Despite the band’s infusion of driving rock chords, poppy rhythms and often easy time signatures on so many of their songs that have managed to cross generations of music lovers, a number of them lost the yummy flavor of the album version thanks to all the interruptions midway through. “Know Your Enemy, “Longview” and “Minority” just to name a few ebbed and flowed while “Hitchin’ a Ride” nearly derailed from all the stage antics.
Don’t you hate it when someone changes the station right in the middle of a song especially as the power chords build? That’s how it felt. A lot.
I lost count how many times Armstrong tried getting the crowd to chant “Hey Ho” (is that a thing?) and probably every song except “Ordinary World” he invited the audience to sing the main chorus or other parts of the lyrics. Twice he took time out to locate and invite a fan on stage to help finish vocal duties and during the Operation Ivy song “Knowledge” he gave an impromptu guitar lesson for another youngster who eked out the three-chord strum. No doubt lifelong memories for the three, but stop-and-go traffic breaks down even the most patient driver.
During an oldies cover song medley, the band opted to play prostrate as Armstrong at times rolled around while singing, well sort of singing. Yes, his antics were a bit comical, his personality certainly charismatic as he often engaged the audience, but unfortunately to the detriment of the natural pace and flow of the evening. It felt cumbersome at times and the respectable two hour and 15 minute show time felt much longer and not in a good way.
Not to worry though and hardly a loss as the music mostly outperformed the on-stage “entertainment.” “Welcome To Paradise” ripped , as did “Basket Case and “She” while “King for a Day” the second pick from “Nimrod” was a lot of fun. These guys bring so much liveliness and drive to the show that despite the sometimes wane, watching Armstrong bound around on stage like a caffeine addict is often zany fun.
Green Day, primarily a trio of Armstrong, bassist Mike Dirnt and drummer Tre Cool, brought along four touring musicians including guitarist Jason White, an actual member of the band from 2012 to 2016, who helped out on lead parts as well as soloing which he and Armstrong rocked out together on “2000 Lights Years Away” a solid take that bested the album original off 1992’s Kerplunk!.

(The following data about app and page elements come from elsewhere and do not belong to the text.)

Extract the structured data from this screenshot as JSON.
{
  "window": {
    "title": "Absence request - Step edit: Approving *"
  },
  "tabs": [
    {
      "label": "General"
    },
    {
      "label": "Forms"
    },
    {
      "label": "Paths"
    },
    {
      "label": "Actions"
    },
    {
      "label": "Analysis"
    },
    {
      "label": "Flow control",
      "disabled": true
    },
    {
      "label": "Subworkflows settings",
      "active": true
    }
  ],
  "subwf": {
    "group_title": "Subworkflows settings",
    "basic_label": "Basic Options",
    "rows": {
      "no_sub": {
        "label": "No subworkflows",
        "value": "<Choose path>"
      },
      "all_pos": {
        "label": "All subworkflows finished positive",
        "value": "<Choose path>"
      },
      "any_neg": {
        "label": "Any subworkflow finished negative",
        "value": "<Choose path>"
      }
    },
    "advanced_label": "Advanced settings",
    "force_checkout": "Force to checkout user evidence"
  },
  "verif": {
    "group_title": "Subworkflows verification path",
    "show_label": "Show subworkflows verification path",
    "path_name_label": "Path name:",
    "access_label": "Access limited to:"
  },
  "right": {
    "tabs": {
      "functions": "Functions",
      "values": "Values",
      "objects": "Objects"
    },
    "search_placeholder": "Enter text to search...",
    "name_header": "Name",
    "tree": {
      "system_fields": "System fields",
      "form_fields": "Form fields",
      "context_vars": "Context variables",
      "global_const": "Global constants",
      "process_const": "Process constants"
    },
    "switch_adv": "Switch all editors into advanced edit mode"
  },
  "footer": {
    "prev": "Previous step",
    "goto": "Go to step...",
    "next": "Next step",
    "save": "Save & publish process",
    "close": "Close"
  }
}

Armstrong’s vocals at first sounded like perhaps he needed a day off between shows as the North American leg of their Radio Revolution Tour started the night before in Seattle but after a few songs it was evident he carries a “live” tone to singing especially on higher notes (i.e. he doesn’t really have the chops and requires the studio to sound good) but the lower register brought that familiar Green Day sound.
The opening set closed with two off the latest release, “Still Breathing” and the very reflective and surprisingly self-aware “Forever Now.” Green Day encored four songs, the final two ushered everyone off stage except Armstrong who had a stellar moment on the acoustic guitar playing “Ordinary World” the last track on Revolution Radio and closing the evening with the very appropriate smash hit and what’s likely a staple at graduation ceremonies everywhere “Good Riddance (Time Of Your Life)”
And, no doubt it was the time of their life for every one under 16, probably not for some chaperoning parents and for the rest of us a solid rock performance.
Green Day Revolution Radio Tour Setlist in Portland:
- Know Your Enemy
- Bang Bang
- Revolution Radio
- Boulevard of Broken Dreams
- 2000 Light Years Away
- Hitchin’ a Ride
- When I Come Around
- Welcome To Paradise
- Are We the Waiting
- St. Jimmy
- Basket Case
- King for a Day
- Shout/Satisfaction/Hey Jude Medley
- Still Breathing
- Forever Now
- American idiot
- Jesus of Suburbia
- Ordinary World
- Good Riddance (Time of Your Life)